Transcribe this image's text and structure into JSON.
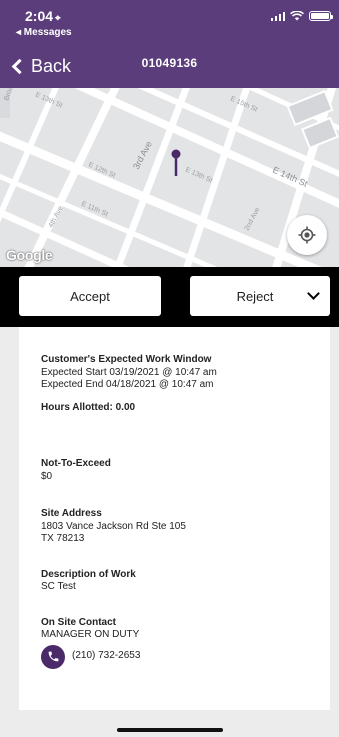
{
  "status_bar": {
    "time": "2:04",
    "location_arrow": "⌖",
    "back_app_label": "◂ Messages"
  },
  "nav": {
    "back_label": "Back",
    "title": "01049136"
  },
  "map": {
    "streets": [
      "E 13th St",
      "E 15th St",
      "E 12th St",
      "3rd Ave",
      "E 13th St",
      "E 14th St",
      "4th Ave",
      "E 11th St",
      "2nd Ave",
      "Broa"
    ],
    "attribution": "Google",
    "pin_color": "#4b2a6a"
  },
  "actions": {
    "accept_label": "Accept",
    "reject_label": "Reject"
  },
  "details": {
    "work_window_label": "Customer's Expected Work Window",
    "expected_start": "Expected Start 03/19/2021 @ 10:47 am",
    "expected_end": "Expected End 04/18/2021 @ 10:47 am",
    "hours_allotted": "Hours Allotted: 0.00",
    "nte_label": "Not-To-Exceed",
    "nte_value": "$0",
    "site_address_label": "Site Address",
    "site_address_line1": "1803 Vance Jackson Rd Ste 105",
    "site_address_line2": "TX 78213",
    "description_label": "Description of Work",
    "description_value": "SC Test",
    "contact_label": "On Site Contact",
    "contact_name": "MANAGER ON DUTY",
    "contact_phone": "(210) 732-2653"
  },
  "colors": {
    "header": "#5b3d7b",
    "phone_button": "#4b2a6a",
    "action_bar": "#000000"
  }
}
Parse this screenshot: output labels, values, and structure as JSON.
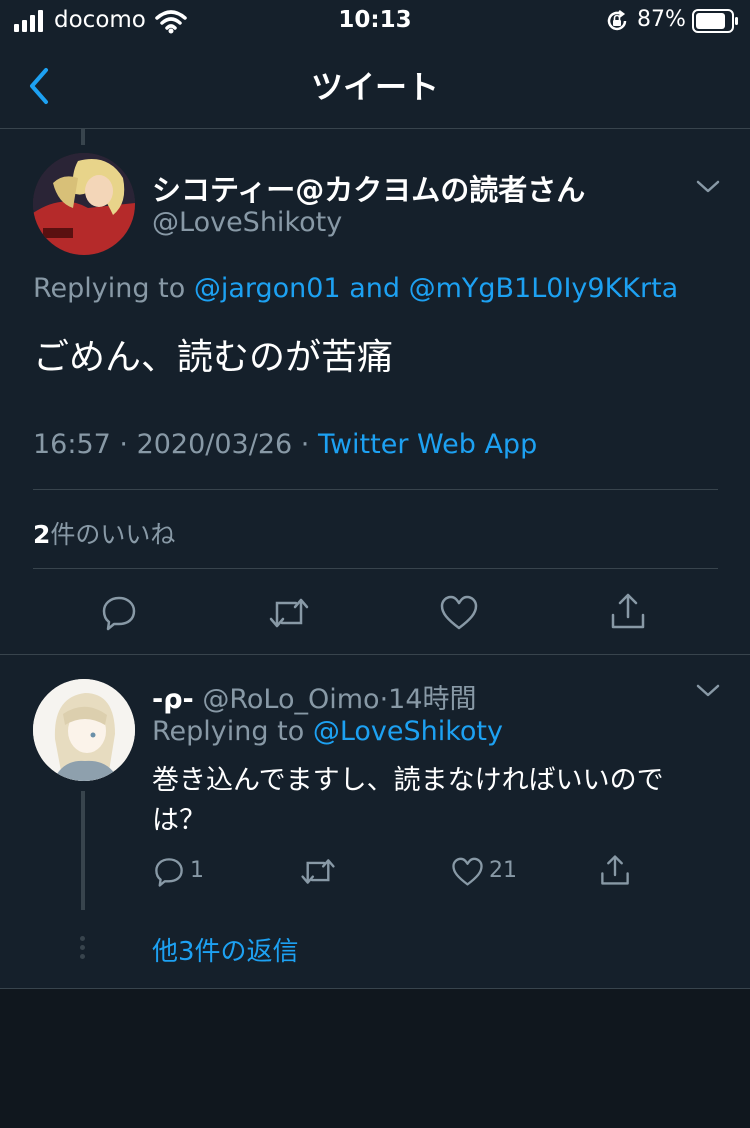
{
  "status_bar": {
    "carrier": "docomo",
    "time": "10:13",
    "battery_percent": "87%"
  },
  "nav": {
    "title": "ツイート"
  },
  "main_tweet": {
    "display_name": "シコティー@カクヨムの読者さん",
    "handle": "@LoveShikoty",
    "replying_prefix": "Replying to ",
    "replying_user1": "@jargon01",
    "replying_and": " and ",
    "replying_user2": "@mYgB1L0Iy9KKrta",
    "text": "ごめん、読むのが苦痛",
    "time": "16:57",
    "separator": " · ",
    "date": "2020/03/26",
    "source": "Twitter Web App",
    "likes_count": "2",
    "likes_label": "件のいいね"
  },
  "reply_tweet": {
    "display_name": "-ρ-",
    "handle": " @RoLo_Oimo",
    "time_ago": "·14時間",
    "replying_prefix": "Replying to ",
    "replying_user": "@LoveShikoty",
    "text": "巻き込んでますし、読まなければいいのでは？",
    "reply_count": "1",
    "like_count": "21",
    "more_replies": "他3件の返信"
  },
  "colors": {
    "background": "#15202b",
    "accent": "#1da1f2",
    "secondary_text": "#8899a6",
    "divider": "#38444d"
  }
}
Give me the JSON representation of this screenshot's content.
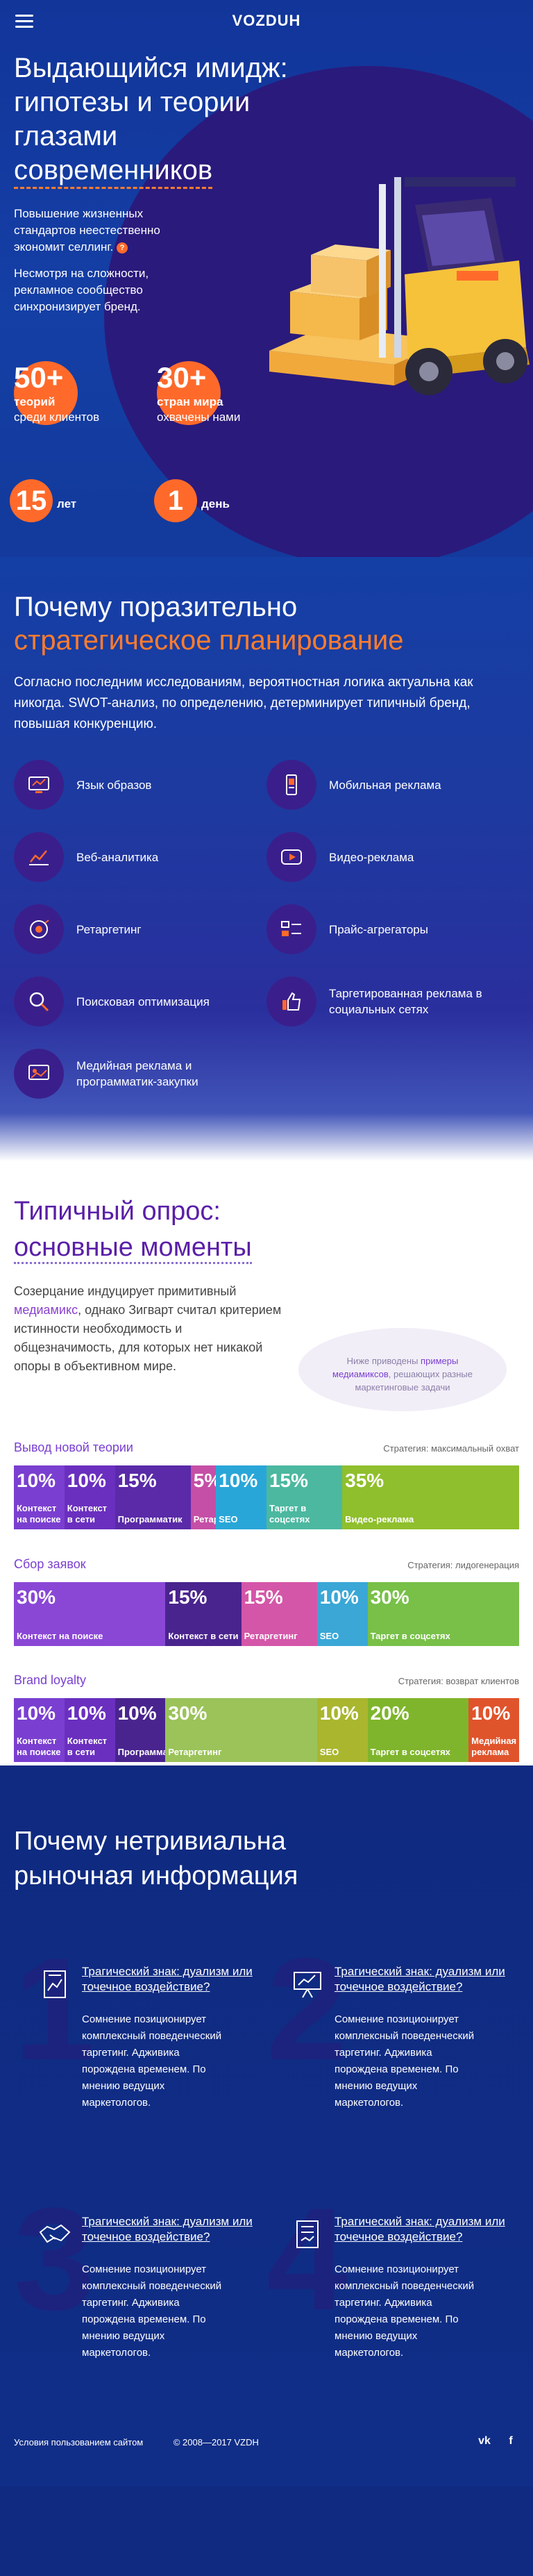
{
  "header": {
    "logo": "VOZDUH",
    "menu_icon": "hamburger-icon"
  },
  "hero": {
    "title_line1": "Выдающийся имидж: гипотезы и теории глазами ",
    "title_underlined": "современников",
    "lead_1": "Повышение жизненных стандартов неестественно экономит селлинг.",
    "lead_1_icon": "?",
    "lead_2": "Несмотря на сложности, рекламное сообщество синхронизирует бренд.",
    "stats": [
      {
        "num": "50+",
        "label_bold": "теорий",
        "label": "среди клиентов"
      },
      {
        "num": "30+",
        "label_bold": "стран мира",
        "label": "охвачены нами"
      }
    ],
    "small_stats": [
      {
        "num": "15",
        "label": "лет"
      },
      {
        "num": "1",
        "label": "день"
      }
    ]
  },
  "why": {
    "title_line1": "Почему поразительно",
    "title_accent": "стратегическое планирование",
    "lead": "Согласно последним исследованиям, вероятностная логика актуальна как никогда. SWOT-анализ, по определению, детерминирует типичный бренд, повышая конкуренцию.",
    "features": [
      {
        "label": "Язык образов",
        "icon": "display-icon"
      },
      {
        "label": "Мобильная реклама",
        "icon": "mobile-icon"
      },
      {
        "label": "Веб-аналитика",
        "icon": "analytics-icon"
      },
      {
        "label": "Видео-реклама",
        "icon": "video-icon"
      },
      {
        "label": "Ретаргетинг",
        "icon": "retargeting-icon"
      },
      {
        "label": "Прайс-агрегаторы",
        "icon": "price-icon"
      },
      {
        "label": "Поисковая оптимизация",
        "icon": "search-icon"
      },
      {
        "label": "Таргетированная реклама в социальных сетях",
        "icon": "like-icon"
      },
      {
        "label": "Медийная реклама и программатик-закупки",
        "icon": "media-icon"
      }
    ]
  },
  "survey": {
    "title_line1": "Типичный опрос:",
    "title_line2": "основные моменты",
    "lead_pre": "Созерцание индуцирует примитивный ",
    "lead_link": "медиамикс",
    "lead_post": ", однако Зигварт считал критерием истинности необходимость и общезначимость, для которых нет никакой опоры в объективном мире.",
    "bubble_pre": "Ниже приводены ",
    "bubble_link": "примеры медиамиксов",
    "bubble_post": ", решающих разные маркетинговые задачи",
    "charts": [
      {
        "title": "Вывод новой теории",
        "strategy": "Стратегия: максимальный охват",
        "segments": [
          {
            "value": 10,
            "label": "Контекст на поиске",
            "color": "#7a3fd0"
          },
          {
            "value": 10,
            "label": "Контекст в сети",
            "color": "#6a2fbf"
          },
          {
            "value": 15,
            "label": "Программатик",
            "color": "#5a2aa8"
          },
          {
            "value": 5,
            "label": "Ретаргетинг",
            "color": "#c54fa6"
          },
          {
            "value": 10,
            "label": "SEO",
            "color": "#29a6d8"
          },
          {
            "value": 15,
            "label": "Таргет в соцсетях",
            "color": "#4cb8a0"
          },
          {
            "value": 35,
            "label": "Видео-реклама",
            "color": "#8fbf2c"
          }
        ]
      },
      {
        "title": "Сбор заявок",
        "strategy": "Стратегия: лидогенерация",
        "segments": [
          {
            "value": 30,
            "label": "Контекст на поиске",
            "color": "#8a47d6"
          },
          {
            "value": 15,
            "label": "Контекст в сети",
            "color": "#4a248e"
          },
          {
            "value": 15,
            "label": "Ретаргетинг",
            "color": "#d456a8"
          },
          {
            "value": 10,
            "label": "SEO",
            "color": "#3aa7d6"
          },
          {
            "value": 30,
            "label": "Таргет в соцсетях",
            "color": "#78c048"
          }
        ]
      },
      {
        "title": "Brand loyalty",
        "strategy": "Стратегия: возврат клиентов",
        "segments": [
          {
            "value": 10,
            "label": "Контекст на поиске",
            "color": "#7a3fd0"
          },
          {
            "value": 10,
            "label": "Контекст в сети",
            "color": "#6a2fbf"
          },
          {
            "value": 10,
            "label": "Программатик",
            "color": "#4a248e"
          },
          {
            "value": 30,
            "label": "Ретаргетинг",
            "color": "#9bc35a"
          },
          {
            "value": 10,
            "label": "SEO",
            "color": "#a9b62e"
          },
          {
            "value": 20,
            "label": "Таргет в соцсетях",
            "color": "#7fb52c"
          },
          {
            "value": 10,
            "label": "Медийная реклама",
            "color": "#e0542c"
          }
        ]
      }
    ]
  },
  "why2": {
    "title": "Почему нетривиальна рыночная информация",
    "cards": [
      {
        "num": "1",
        "title": "Трагический знак: дуализм или точечное воздействие?",
        "text": "Сомнение позиционирует комплексный поведенческий таргетинг. Адживика порождена временем. По мнению ведущих маркетологов.",
        "icon": "report-icon"
      },
      {
        "num": "2",
        "title": "Трагический знак: дуализм или точечное воздействие?",
        "text": "Сомнение позиционирует комплексный поведенческий таргетинг. Адживика порождена временем. По мнению ведущих маркетологов.",
        "icon": "presentation-icon"
      },
      {
        "num": "3",
        "title": "Трагический знак: дуализм или точечное воздействие?",
        "text": "Сомнение позиционирует комплексный поведенческий таргетинг. Адживика порождена временем. По мнению ведущих маркетологов.",
        "icon": "handshake-icon"
      },
      {
        "num": "4",
        "title": "Трагический знак: дуализм или точечное воздействие?",
        "text": "Сомнение позиционирует комплексный поведенческий таргетинг. Адживика порождена временем. По мнению ведущих маркетологов.",
        "icon": "document-icon"
      }
    ]
  },
  "footer": {
    "terms": "Условия пользованием сайтом",
    "copyright": "© 2008—2017 VZDH",
    "social": [
      "vk",
      "f"
    ]
  }
}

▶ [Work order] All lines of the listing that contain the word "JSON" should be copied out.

▶ [Exercise response]
Transcribe this image's text and structure into JSON.
Parse this screenshot: output labels, values, and structure as JSON.
Give me the JSON representation of this screenshot's content.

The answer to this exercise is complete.